“We have some talent, but in 2013 we were stacked,” Montgomery said. “We got a lot of question marks this year.”
Those questions marks are behind the two front-runners of the program in Kirshon Thrash and Keith Lamar, and that’s not to take away from either of the two who could single-handedly take over a game. For Montgomery, the pair of Thrash and Lamar are great to have around the program because it’s been a long time since they’ve had two go-to players who play at a high level.
“It’s been a long time since we’ve had two kids at this caliber — a long time,” Montgomery said. “We also have the young kid (David) Thomas but he’s a kid and him playing like he has at a school like this with the criticism he’s going to receive here is just tough. We’ve got AJ Barnes another young kid. We’re just we’re just very young. Rodney Allen, a kid who played some last year but not a lot. When you guys say stacked, I still want to know, who’s my sixth man coming off the bench? Nobody knows because I don’t even know half the time.”
But even with the youth, the Golden Eagle’s hold an impressive record and lead region 4-AAAAA. The games against the Bulldogs probably won’t change how they work even though there may be some pressure on the opposite side of it all.
“Dutchtown is a really good team with veteran experience and I don’t have to name them. You can name them and everybody reading this article will be able to name them,” Montgomery said. “In my opinion, this game means absolutely nothing only because it’s the first of maybe three meetings. I say maybe, I didn’t say anything but maybe — maybe three meetings.”
The Golden Eagles haven’t soared to the state championship game since the dream run of 2013 but each player that’s graduated has a tie to the next set of rising athletes. For Montgomery, he says it’s fun to know that players like Jordan Sessions and many others who’ve gone on to play college and even professional basketball come back and assist from time to time.
“It’s not like kids who’ve done good things and don’t come back,” Montgomery said. “These kids have relationships with those guys. I mean we’re blessed right now to have were them come here and want to help with the freshman team. Jordan Sessions comes here before he leaves to go to China. Trevin Joseph called to come and work out with these kids.”

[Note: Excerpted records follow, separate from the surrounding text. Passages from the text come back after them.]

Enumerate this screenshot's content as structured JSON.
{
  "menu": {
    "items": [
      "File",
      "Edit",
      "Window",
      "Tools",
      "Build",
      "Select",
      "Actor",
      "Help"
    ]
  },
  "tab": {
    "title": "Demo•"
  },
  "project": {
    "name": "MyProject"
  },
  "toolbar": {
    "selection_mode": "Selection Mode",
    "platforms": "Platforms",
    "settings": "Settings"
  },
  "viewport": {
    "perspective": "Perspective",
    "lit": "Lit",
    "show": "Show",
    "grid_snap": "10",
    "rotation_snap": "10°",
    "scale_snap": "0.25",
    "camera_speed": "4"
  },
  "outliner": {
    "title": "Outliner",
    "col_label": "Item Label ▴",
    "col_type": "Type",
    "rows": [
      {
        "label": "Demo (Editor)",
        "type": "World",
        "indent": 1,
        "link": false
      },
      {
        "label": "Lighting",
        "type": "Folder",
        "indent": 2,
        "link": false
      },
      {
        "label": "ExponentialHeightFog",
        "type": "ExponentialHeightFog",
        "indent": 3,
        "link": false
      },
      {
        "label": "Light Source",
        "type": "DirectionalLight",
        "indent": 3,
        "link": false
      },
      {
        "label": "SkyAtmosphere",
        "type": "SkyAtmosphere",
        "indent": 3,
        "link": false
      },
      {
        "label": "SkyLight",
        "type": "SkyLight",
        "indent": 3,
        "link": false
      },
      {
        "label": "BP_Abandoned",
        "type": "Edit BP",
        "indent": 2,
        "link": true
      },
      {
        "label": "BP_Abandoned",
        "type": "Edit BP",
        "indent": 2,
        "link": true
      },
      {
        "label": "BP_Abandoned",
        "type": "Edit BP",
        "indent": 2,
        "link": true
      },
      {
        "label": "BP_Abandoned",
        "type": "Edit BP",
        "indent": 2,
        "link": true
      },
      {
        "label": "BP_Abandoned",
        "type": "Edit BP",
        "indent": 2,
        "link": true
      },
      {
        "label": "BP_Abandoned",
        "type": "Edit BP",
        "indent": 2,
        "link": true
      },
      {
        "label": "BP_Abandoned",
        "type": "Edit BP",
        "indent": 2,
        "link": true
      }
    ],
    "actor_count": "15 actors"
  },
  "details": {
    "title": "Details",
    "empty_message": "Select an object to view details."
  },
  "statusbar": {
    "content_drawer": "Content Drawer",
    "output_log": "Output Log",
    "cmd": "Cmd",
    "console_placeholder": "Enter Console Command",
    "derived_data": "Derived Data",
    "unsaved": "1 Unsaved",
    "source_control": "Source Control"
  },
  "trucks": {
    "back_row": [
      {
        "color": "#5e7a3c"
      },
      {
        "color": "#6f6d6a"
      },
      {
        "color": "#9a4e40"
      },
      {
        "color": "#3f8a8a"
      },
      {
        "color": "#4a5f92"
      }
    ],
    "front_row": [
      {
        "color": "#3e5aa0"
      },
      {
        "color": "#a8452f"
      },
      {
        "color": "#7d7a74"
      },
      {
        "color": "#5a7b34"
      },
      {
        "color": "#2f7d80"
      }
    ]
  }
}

Over four years, Eagle’s Landing has gone 90-24, that’s a run that many coaches would dream of. But not for Montgomery exactly. There isn’t any pressure on him as the coach to reach the state championship game, a game that’s been taunting the program for the past six years.
A passionate no will be the first thing that Montgomery will say when pressure to return to the state championship game is mentioned.
“Most coaches if they could win 90 games in four years would love it but for us, it is a great thing that we’ve won games, but it doesn’t weigh on me, but it’s time. And with this group, I must admit to you this group can do it,” Montgomery said. “They’re good enough to do it. They are. With no pressure from them or their parents. I told them this, you know, we haven’t won a state championship and put it on the coach. Because when you win, as I told you before, when you win — it’s because you got good kids. And when you lose it’s the coach’s fault, so we have not been as successful because of me as a coach. And we are going to do better. And I believe that this year is the year. I do believe it.”